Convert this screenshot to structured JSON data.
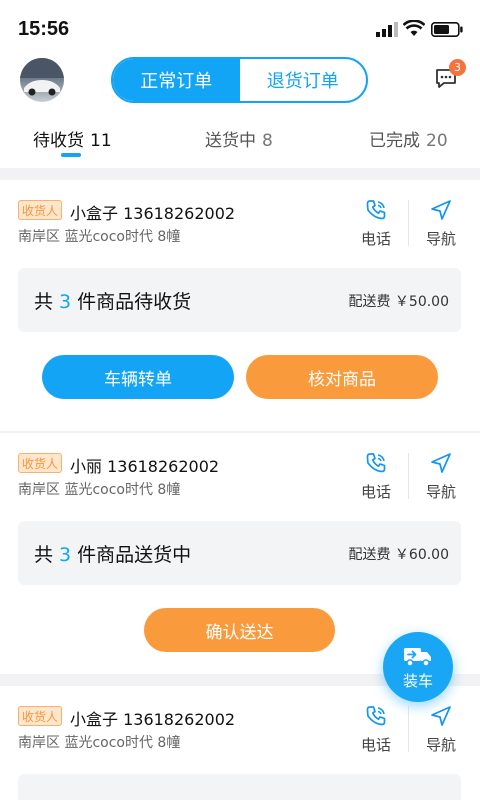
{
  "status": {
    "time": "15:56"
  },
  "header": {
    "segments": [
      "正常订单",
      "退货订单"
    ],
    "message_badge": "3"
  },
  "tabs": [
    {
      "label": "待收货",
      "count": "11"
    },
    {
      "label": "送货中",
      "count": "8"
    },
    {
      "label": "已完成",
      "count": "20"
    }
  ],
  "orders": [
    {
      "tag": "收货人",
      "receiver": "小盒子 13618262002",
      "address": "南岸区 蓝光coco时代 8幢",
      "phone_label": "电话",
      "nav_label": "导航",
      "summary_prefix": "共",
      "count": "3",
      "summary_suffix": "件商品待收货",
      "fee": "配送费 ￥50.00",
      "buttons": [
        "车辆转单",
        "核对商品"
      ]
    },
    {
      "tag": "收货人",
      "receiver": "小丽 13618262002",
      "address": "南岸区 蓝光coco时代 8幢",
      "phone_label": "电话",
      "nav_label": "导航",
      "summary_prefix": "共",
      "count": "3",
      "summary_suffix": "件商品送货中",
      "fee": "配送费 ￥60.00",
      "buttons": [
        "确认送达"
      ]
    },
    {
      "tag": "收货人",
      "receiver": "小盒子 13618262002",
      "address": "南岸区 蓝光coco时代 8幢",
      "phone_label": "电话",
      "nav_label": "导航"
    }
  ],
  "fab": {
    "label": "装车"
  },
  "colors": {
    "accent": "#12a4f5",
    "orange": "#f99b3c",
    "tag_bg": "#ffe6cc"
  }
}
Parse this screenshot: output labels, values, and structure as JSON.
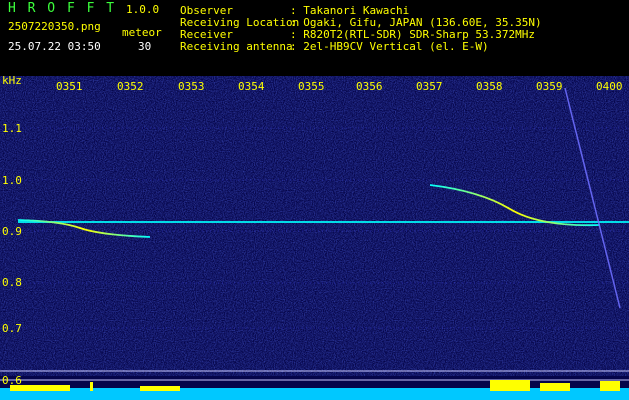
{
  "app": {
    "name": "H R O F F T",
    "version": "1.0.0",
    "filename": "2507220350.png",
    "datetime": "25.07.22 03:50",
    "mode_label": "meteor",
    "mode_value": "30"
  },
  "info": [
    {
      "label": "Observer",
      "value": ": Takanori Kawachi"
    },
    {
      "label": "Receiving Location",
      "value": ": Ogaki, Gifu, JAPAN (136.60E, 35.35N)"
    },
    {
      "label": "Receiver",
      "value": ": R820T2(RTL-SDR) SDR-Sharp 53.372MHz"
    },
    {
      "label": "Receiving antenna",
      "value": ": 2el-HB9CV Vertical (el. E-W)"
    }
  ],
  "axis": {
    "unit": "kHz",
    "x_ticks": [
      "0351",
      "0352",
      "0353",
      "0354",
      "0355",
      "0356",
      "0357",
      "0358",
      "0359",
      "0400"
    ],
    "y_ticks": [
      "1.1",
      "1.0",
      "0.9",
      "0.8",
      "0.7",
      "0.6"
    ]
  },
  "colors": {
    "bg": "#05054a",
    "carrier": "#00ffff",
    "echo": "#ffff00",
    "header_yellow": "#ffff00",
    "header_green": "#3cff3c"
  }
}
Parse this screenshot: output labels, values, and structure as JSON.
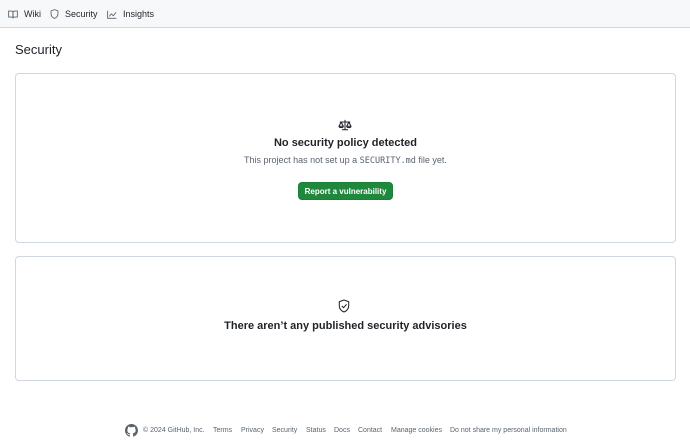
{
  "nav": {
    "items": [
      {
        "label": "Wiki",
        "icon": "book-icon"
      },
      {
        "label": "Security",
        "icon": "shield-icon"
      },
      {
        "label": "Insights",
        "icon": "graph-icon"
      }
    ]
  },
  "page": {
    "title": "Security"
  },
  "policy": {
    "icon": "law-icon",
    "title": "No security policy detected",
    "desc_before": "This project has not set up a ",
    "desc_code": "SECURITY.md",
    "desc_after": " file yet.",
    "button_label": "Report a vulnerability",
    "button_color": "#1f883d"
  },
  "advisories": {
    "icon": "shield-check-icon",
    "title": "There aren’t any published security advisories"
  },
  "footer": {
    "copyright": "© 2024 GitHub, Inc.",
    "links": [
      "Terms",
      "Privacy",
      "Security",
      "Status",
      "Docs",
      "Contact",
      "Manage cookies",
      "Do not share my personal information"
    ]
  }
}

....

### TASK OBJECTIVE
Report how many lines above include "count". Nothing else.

### THE COMPLETED TASK
5